Home ownership, for most people, is the largest asset in their portfolio. Purchasing a home can be an important part of your financial plan. That said, following the economic crisis of the late 2000s, home ownership trends have taken a real dive. According to this New York Times article, (and their source: Harvard University’s Joint Center for Housing Studies) the number of new rental households in the U.S. has increased by 770,000 annually since 2004.
Many Americans find comfort in the idea of not owning a home when the Great Recession is still a fresh memory. That said, home ownership remains a keystone in a healthy financial strategy and something that should not be dismissed based on the financial climate fears alone.

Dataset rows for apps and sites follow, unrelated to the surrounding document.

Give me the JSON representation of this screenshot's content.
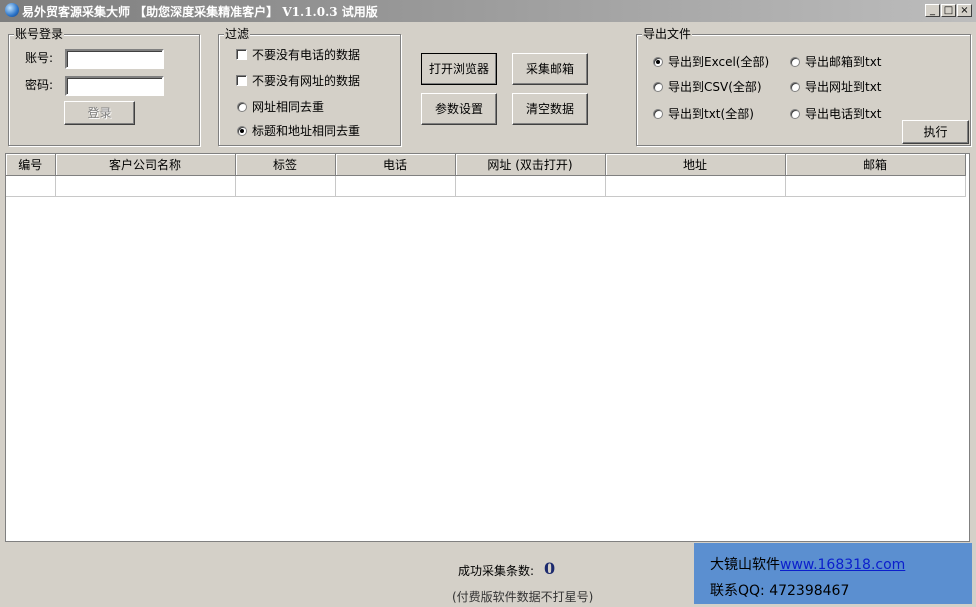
{
  "window": {
    "title": "易外贸客源采集大师 【助您深度采集精准客户】 V1.1.0.3 试用版",
    "buttons": [
      "_",
      "□",
      "×"
    ]
  },
  "login": {
    "legend": "账号登录",
    "account_label": "账号:",
    "account_value": "",
    "password_label": "密码:",
    "password_value": "",
    "login_button": "登录"
  },
  "filter": {
    "legend": "过滤",
    "options": [
      {
        "label": "不要没有电话的数据",
        "type": "checkbox",
        "checked": false
      },
      {
        "label": "不要没有网址的数据",
        "type": "checkbox",
        "checked": false
      },
      {
        "label": "网址相同去重",
        "type": "radio",
        "checked": false
      },
      {
        "label": "标题和地址相同去重",
        "type": "radio",
        "checked": true
      }
    ]
  },
  "actions": {
    "open_browser": "打开浏览器",
    "collect_email": "采集邮箱",
    "settings": "参数设置",
    "clear_data": "清空数据"
  },
  "export": {
    "legend": "导出文件",
    "options": [
      {
        "label": "导出到Excel(全部)",
        "checked": true
      },
      {
        "label": "导出邮箱到txt",
        "checked": false
      },
      {
        "label": "导出到CSV(全部)",
        "checked": false
      },
      {
        "label": "导出网址到txt",
        "checked": false
      },
      {
        "label": "导出到txt(全部)",
        "checked": false
      },
      {
        "label": "导出电话到txt",
        "checked": false
      }
    ],
    "execute_button": "执行"
  },
  "table": {
    "columns": [
      "编号",
      "客户公司名称",
      "标签",
      "电话",
      "网址 (双击打开)",
      "地址",
      "邮箱"
    ],
    "rows": []
  },
  "status": {
    "count_label": "成功采集条数:",
    "count": "0",
    "note": "(付费版软件数据不打星号)"
  },
  "ad": {
    "company": "大镜山软件",
    "url": "www.168318.com",
    "qq": "联系QQ: 472398467"
  },
  "colors": {
    "window_bg": "#d4d0c8",
    "ad_bg": "#5b8fd0",
    "link": "#0b1fcc",
    "count": "#1c2a6e"
  }
}
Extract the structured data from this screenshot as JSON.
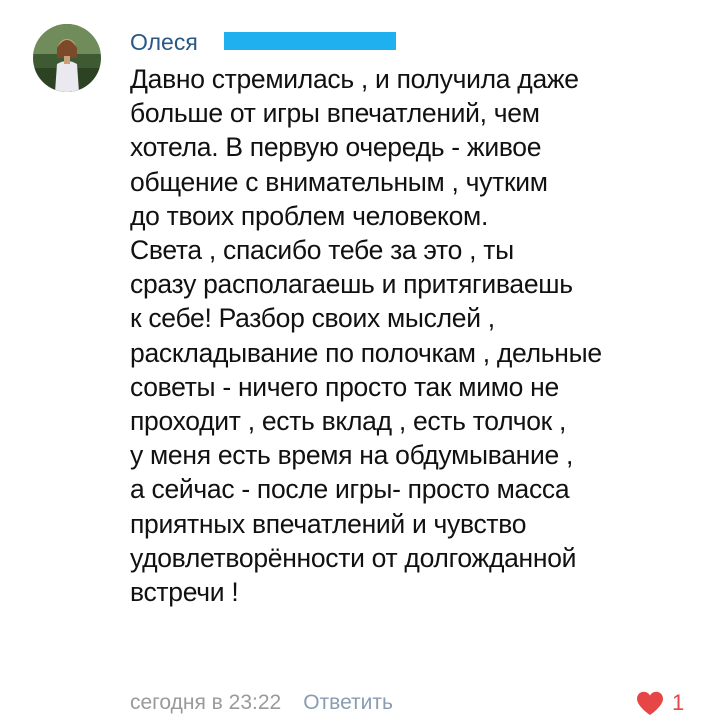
{
  "comment": {
    "author": "Олеся",
    "text_lines": [
      "Давно стремилась , и получила даже",
      "больше от игры впечатлений, чем",
      "хотела. В первую очередь - живое",
      "общение с внимательным , чутким",
      "до твоих проблем человеком.",
      "Света , спасибо тебе за это , ты",
      "сразу располагаешь и притягиваешь",
      "к себе! Разбор своих мыслей ,",
      "раскладывание по полочкам , дельные",
      "советы - ничего просто так мимо не",
      "проходит , есть вклад , есть толчок ,",
      "у меня есть время на обдумывание ,",
      "а сейчас - после игры- просто масса",
      "приятных впечатлений и чувство",
      "удовлетворённости от долгожданной",
      "встречи !"
    ],
    "timestamp": "сегодня в 23:22",
    "reply_label": "Ответить",
    "like_count": "1"
  },
  "colors": {
    "author": "#2a5885",
    "redaction": "#1fb0f0",
    "like": "#e64646",
    "timestamp": "#9a9a9a",
    "reply": "#8a9cb0"
  },
  "icons": {
    "avatar": "user-avatar",
    "like": "heart-icon"
  }
}
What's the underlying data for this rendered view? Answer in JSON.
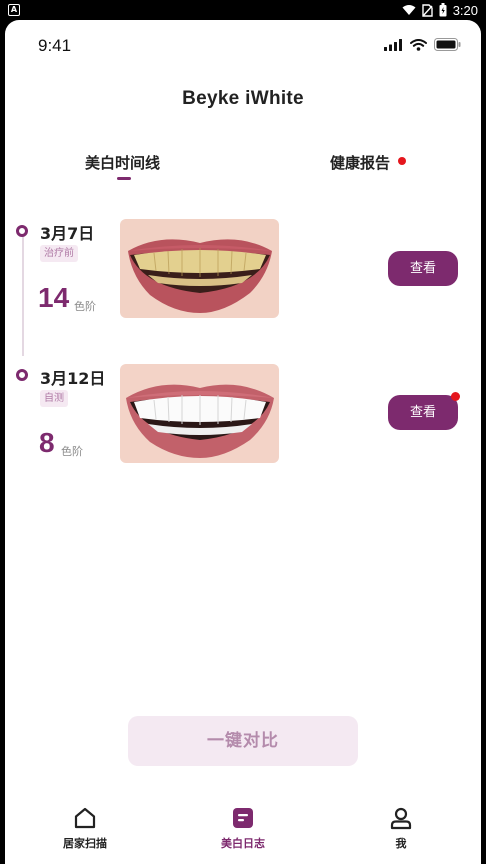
{
  "system_bar": {
    "time": "3:20",
    "app_icon": "A"
  },
  "status_bar": {
    "time": "9:41"
  },
  "header": {
    "title": "Beyke iWhite"
  },
  "tabs": [
    {
      "label": "美白时间线",
      "active": true
    },
    {
      "label": "健康报告",
      "has_notification": true
    }
  ],
  "timeline": [
    {
      "date": "3月7日",
      "tag": "治疗前",
      "score": "14",
      "unit": "色阶",
      "button": "查看",
      "image": "teeth-before-photo",
      "has_notification": false
    },
    {
      "date": "3月12日",
      "tag": "自测",
      "score": "8",
      "unit": "色阶",
      "button": "查看",
      "image": "teeth-after-photo",
      "has_notification": true
    }
  ],
  "compare_button": "一键对比",
  "bottom_nav": [
    {
      "label": "居家扫描",
      "icon": "home-icon"
    },
    {
      "label": "美白日志",
      "icon": "journal-icon",
      "active": true
    },
    {
      "label": "我",
      "icon": "profile-icon"
    }
  ],
  "colors": {
    "accent": "#7d2a6e",
    "accent_light": "#f4e9f2",
    "notification": "#e5161d"
  }
}
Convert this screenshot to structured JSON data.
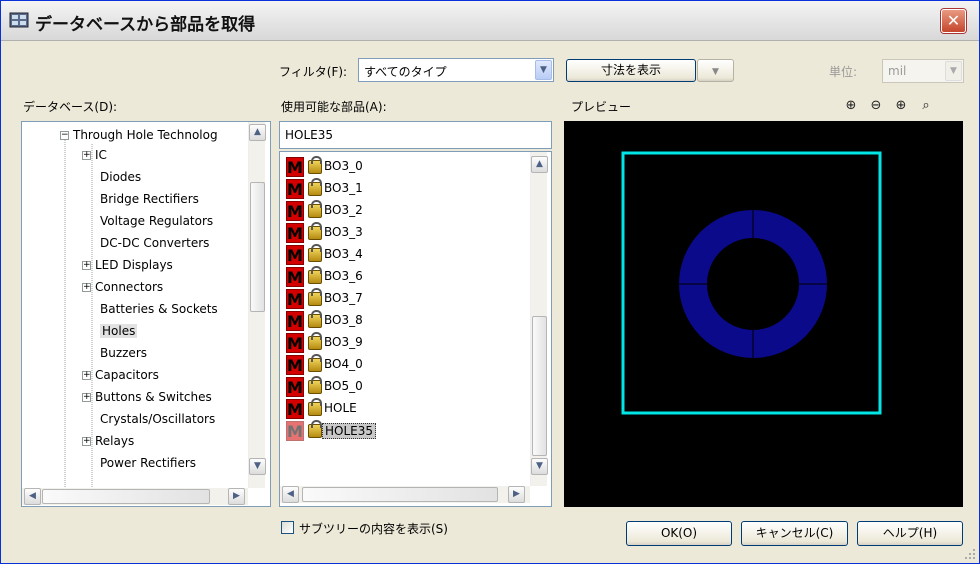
{
  "window": {
    "title": "データベースから部品を取得",
    "close_label": "✕"
  },
  "filter": {
    "label": "フィルタ(F):",
    "value": "すべてのタイプ"
  },
  "dimensions_button": "寸法を表示",
  "unit": {
    "label": "単位:",
    "value": "mil"
  },
  "database": {
    "label": "データベース(D):",
    "root": "Through Hole Technolog",
    "items": [
      {
        "label": "IC",
        "expandable": true
      },
      {
        "label": "Diodes",
        "expandable": false
      },
      {
        "label": "Bridge Rectifiers",
        "expandable": false
      },
      {
        "label": "Voltage Regulators",
        "expandable": false
      },
      {
        "label": "DC-DC Converters",
        "expandable": false
      },
      {
        "label": "LED Displays",
        "expandable": true
      },
      {
        "label": "Connectors",
        "expandable": true
      },
      {
        "label": "Batteries & Sockets",
        "expandable": false
      },
      {
        "label": "Holes",
        "expandable": false
      },
      {
        "label": "Buzzers",
        "expandable": false
      },
      {
        "label": "Capacitors",
        "expandable": true
      },
      {
        "label": "Buttons & Switches",
        "expandable": true
      },
      {
        "label": "Crystals/Oscillators",
        "expandable": false
      },
      {
        "label": "Relays",
        "expandable": true
      },
      {
        "label": "Power Rectifiers",
        "expandable": false
      }
    ]
  },
  "parts": {
    "label": "使用可能な部品(A):",
    "search_value": "HOLE35",
    "items": [
      "BO3_0",
      "BO3_1",
      "BO3_2",
      "BO3_3",
      "BO3_4",
      "BO3_6",
      "BO3_7",
      "BO3_8",
      "BO3_9",
      "BO4_0",
      "BO5_0",
      "HOLE",
      "HOLE35"
    ],
    "selected": "HOLE35",
    "icon_letter": "M"
  },
  "preview": {
    "label": "プレビュー",
    "outline_color": "#00e5e5",
    "pad_color": "#0a0a8a"
  },
  "show_subtree": {
    "label": "サブツリーの内容を表示(S)",
    "checked": false
  },
  "buttons": {
    "ok": "OK(O)",
    "cancel": "キャンセル(C)",
    "help": "ヘルプ(H)"
  },
  "colors": {
    "accent": "#0831d9",
    "background": "#ece9d8"
  }
}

Here’s what I tell my clients who are grappling with the big rent/own decision. If you are in the throes of a big life transition, it may be wise to rent. Job transfers, going through a divorce, or retiring to a new state, are all excellent reasons why renting might be the best choice for you, at least in the short term. After all, you want to be flexible in the face of the unknown in your personal life. Every situation has its nuances, to be sure. The benchmark that I use is: if you are planning to live in an area for fewer than 3 or 4 years, it may be wise to rent. Similarly, in the fashion world, if you are in need of a special occasion dress – but know you will never wear it again – you may want to rent a dress from Rent the Runway. That way you are not committed to owning an expensive dress in your closet that you may not wear again!
However, if you’re going to be staying in one place for more than 4-5 years, owning really can be a viable investment. And then a new question arises. Since most of us want to have our homes paid off by the time we retire, a 15-year mortgage can often seem savvy, albeit strenuous. I often get the question: Do I buckle down and do a 15-year mortgage? The question is a big one because a 15-year mortgage will come with a considerable monthly payment and can hamper your cash flow – especially if you have kids in college or other large, unavoidable financial responsibilities. I recommend that my clients take into consideration the current state of mortgage rates – which continue to remain at all-time lows. I like to suggest they consider a 30- year fixed mortgage. Then, calculate how much more monthly cash you would require to meet a 15-year mortgage. Don’t forget, even with a 30-year mortgage, you can still pay the 15-year payment. You just won’t be locked in. If you run into unforeseen expenses, you have the flexibility to go back to the lower minimum payment. This way you’re in control of your mortgage as opposed to the bank being in control. Nice!
After all, having choices is the greatest luxury!
LPL Financial and Stonebridge Wealth Advisors LLC do not offer mortgage services